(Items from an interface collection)

********

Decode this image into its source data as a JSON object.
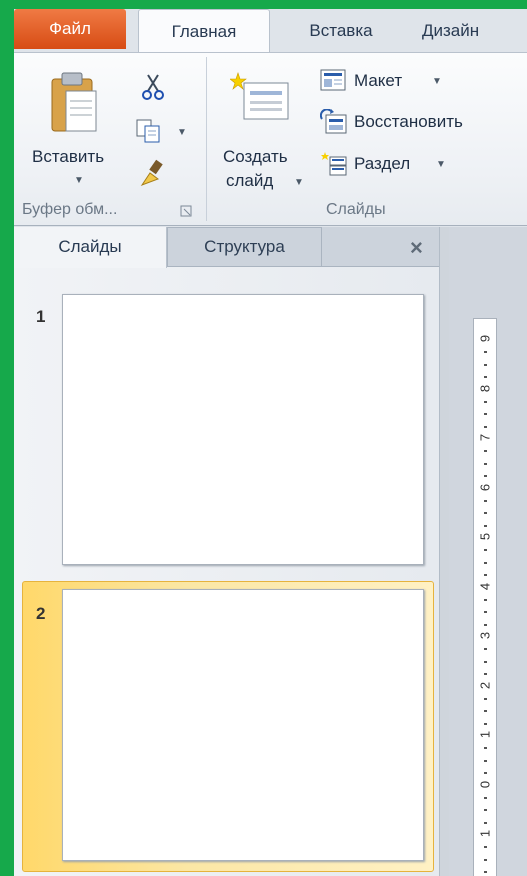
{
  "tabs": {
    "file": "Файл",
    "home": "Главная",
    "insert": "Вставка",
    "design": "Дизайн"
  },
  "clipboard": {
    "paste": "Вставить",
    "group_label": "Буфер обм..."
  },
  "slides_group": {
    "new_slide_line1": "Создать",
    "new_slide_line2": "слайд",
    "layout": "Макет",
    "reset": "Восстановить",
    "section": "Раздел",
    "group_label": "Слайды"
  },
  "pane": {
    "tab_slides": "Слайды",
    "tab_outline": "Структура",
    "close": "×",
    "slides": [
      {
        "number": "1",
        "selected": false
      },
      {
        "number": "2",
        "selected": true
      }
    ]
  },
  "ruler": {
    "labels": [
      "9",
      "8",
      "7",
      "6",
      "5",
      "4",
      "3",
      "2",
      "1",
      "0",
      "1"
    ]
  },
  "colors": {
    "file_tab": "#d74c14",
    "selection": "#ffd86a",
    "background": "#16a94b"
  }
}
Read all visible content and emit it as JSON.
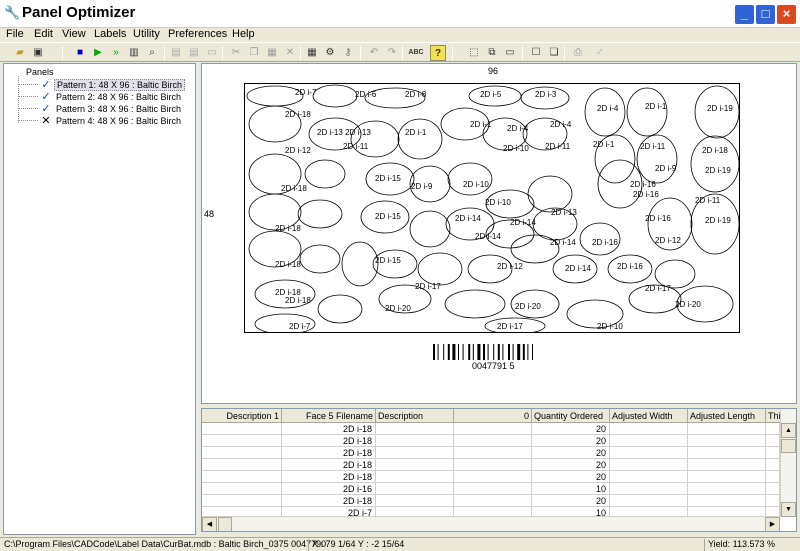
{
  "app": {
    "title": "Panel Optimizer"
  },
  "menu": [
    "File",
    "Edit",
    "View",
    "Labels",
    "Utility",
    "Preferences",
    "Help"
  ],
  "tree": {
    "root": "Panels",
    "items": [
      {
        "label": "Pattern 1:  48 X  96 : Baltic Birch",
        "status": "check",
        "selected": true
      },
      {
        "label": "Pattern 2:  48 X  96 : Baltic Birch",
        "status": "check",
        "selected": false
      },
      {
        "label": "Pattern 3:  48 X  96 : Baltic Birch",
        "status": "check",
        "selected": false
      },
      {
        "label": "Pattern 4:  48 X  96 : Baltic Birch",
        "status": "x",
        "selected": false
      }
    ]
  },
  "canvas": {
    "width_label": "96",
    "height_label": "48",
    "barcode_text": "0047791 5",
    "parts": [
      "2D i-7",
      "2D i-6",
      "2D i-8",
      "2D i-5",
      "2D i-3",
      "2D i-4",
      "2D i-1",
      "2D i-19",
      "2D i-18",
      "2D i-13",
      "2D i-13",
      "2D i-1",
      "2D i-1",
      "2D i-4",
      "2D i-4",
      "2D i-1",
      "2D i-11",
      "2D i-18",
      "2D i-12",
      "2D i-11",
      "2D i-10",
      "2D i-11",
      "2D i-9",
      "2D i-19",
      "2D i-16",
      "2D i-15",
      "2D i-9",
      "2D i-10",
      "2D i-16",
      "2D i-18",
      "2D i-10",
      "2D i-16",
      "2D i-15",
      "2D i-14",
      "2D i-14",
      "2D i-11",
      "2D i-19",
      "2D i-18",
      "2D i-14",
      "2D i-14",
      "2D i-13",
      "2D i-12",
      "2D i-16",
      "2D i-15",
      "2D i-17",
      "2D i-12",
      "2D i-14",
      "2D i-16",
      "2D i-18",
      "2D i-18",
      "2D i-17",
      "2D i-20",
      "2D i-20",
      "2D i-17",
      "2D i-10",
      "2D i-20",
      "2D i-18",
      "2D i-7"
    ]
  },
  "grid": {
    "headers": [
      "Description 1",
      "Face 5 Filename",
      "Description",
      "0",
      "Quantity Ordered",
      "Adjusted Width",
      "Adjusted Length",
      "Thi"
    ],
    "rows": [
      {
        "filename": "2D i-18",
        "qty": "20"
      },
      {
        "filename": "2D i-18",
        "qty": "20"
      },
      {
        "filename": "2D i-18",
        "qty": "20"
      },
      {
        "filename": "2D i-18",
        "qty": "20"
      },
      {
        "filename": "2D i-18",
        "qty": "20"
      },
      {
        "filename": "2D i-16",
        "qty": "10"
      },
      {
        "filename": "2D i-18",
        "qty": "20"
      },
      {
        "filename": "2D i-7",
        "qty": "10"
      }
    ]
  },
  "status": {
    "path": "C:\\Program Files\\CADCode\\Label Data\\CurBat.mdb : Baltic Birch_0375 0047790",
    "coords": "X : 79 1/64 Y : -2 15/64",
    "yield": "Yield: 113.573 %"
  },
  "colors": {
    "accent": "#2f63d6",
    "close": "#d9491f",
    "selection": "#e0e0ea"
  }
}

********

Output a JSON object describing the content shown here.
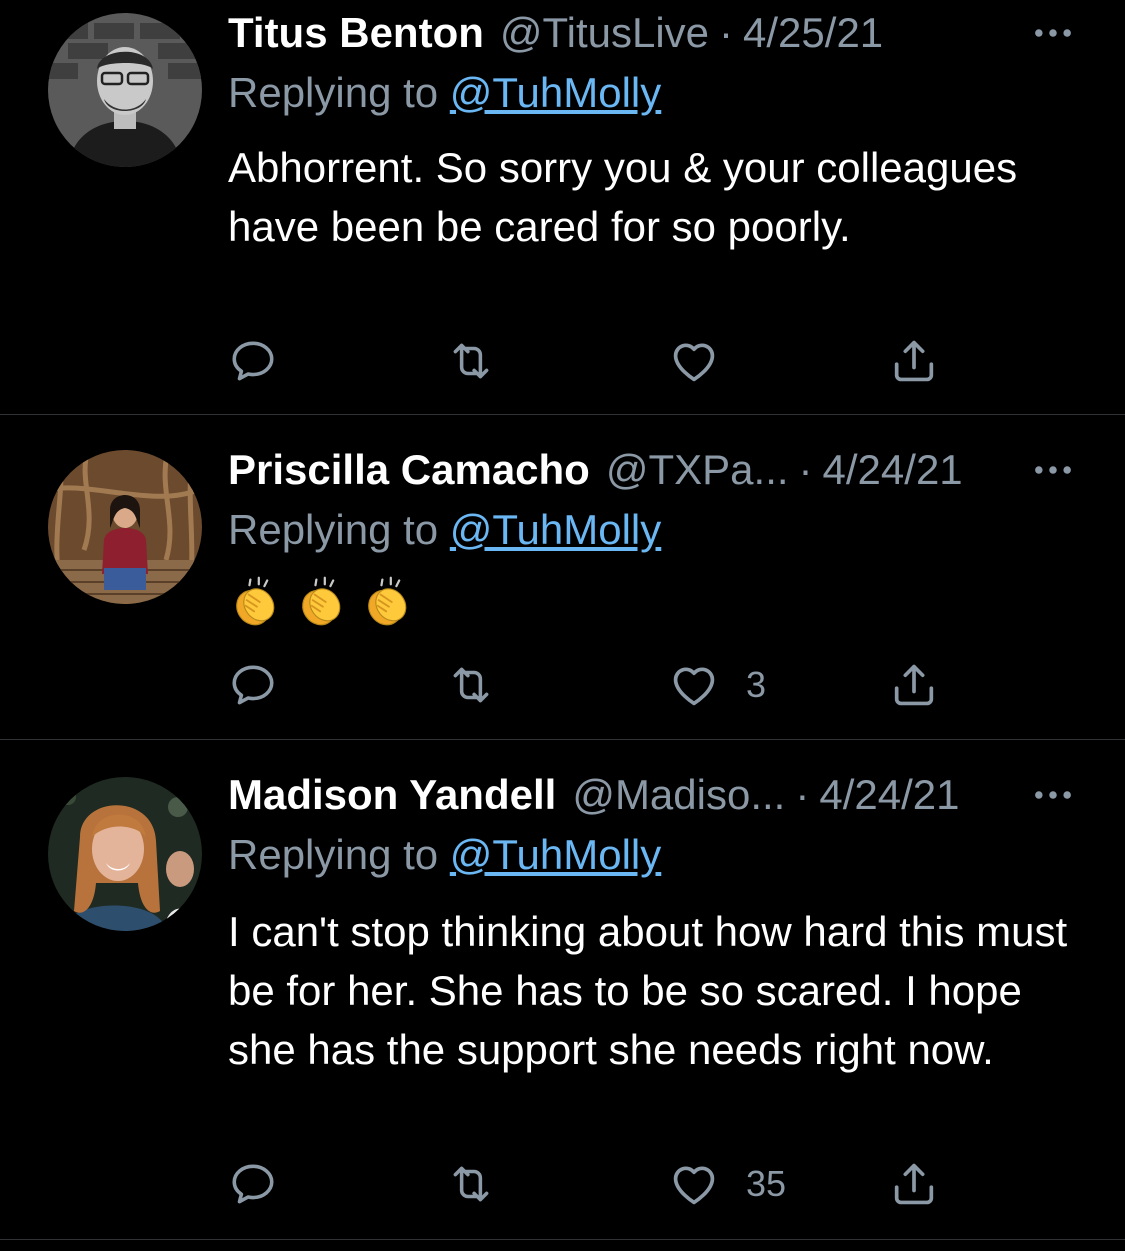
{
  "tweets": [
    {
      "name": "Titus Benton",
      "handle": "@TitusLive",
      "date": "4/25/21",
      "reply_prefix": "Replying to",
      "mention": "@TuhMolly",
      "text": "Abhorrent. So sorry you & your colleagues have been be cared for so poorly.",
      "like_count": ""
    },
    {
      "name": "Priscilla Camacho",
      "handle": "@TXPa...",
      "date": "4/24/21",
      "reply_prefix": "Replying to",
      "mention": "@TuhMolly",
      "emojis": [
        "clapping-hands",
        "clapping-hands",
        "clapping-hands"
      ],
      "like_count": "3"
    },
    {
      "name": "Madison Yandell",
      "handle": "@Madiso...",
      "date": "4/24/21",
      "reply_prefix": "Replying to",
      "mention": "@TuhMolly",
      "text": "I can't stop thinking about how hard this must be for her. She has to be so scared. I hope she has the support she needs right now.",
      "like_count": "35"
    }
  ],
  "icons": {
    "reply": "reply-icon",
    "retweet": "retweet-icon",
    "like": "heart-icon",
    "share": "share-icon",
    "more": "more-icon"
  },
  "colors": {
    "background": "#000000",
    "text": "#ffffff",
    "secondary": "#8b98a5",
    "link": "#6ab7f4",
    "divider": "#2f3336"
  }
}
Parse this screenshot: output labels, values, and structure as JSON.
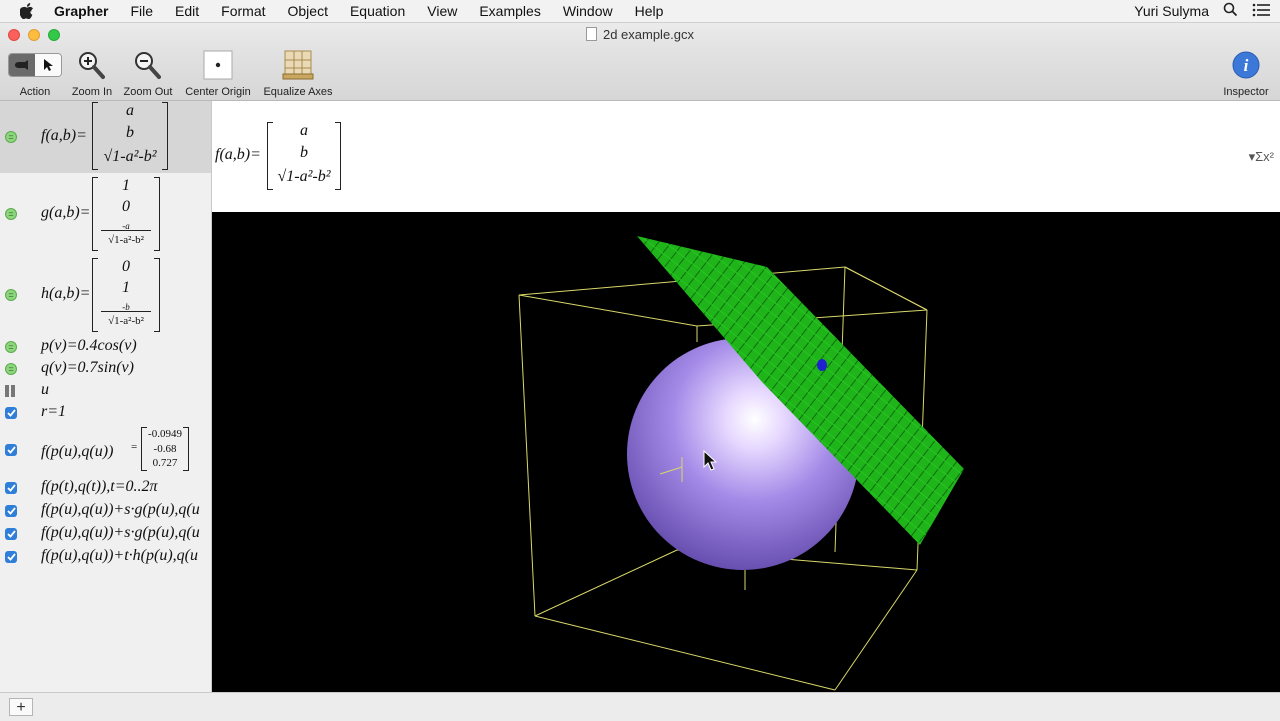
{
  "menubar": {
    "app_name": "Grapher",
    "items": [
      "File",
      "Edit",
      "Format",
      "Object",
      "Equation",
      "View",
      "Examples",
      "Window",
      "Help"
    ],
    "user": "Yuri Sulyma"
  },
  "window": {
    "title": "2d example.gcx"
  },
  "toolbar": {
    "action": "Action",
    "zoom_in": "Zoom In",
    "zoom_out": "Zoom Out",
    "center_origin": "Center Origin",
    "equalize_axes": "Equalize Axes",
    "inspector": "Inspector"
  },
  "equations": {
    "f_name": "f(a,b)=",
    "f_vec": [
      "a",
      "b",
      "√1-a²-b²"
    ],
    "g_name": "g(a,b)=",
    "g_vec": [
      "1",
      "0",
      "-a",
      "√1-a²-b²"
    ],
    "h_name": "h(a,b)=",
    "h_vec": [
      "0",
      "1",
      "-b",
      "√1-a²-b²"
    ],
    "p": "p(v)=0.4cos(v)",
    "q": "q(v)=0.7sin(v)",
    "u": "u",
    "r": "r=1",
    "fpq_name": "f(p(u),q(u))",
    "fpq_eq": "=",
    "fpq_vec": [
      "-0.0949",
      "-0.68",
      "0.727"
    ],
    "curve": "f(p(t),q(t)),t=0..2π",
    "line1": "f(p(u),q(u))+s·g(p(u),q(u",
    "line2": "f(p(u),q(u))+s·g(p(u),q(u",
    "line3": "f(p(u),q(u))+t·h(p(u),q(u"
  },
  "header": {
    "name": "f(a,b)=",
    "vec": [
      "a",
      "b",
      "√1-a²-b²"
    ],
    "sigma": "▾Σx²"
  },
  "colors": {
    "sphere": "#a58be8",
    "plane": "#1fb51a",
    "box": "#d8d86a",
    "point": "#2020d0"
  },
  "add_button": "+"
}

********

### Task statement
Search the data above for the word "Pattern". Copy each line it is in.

### Completed exercise
        "label": "Pattern 1:  48 X  96 : Baltic Birch",
        "label": "Pattern 2:  48 X  96 : Baltic Birch",
        "label": "Pattern 3:  48 X  96 : Baltic Birch",
        "label": "Pattern 4:  48 X  96 : Baltic Birch",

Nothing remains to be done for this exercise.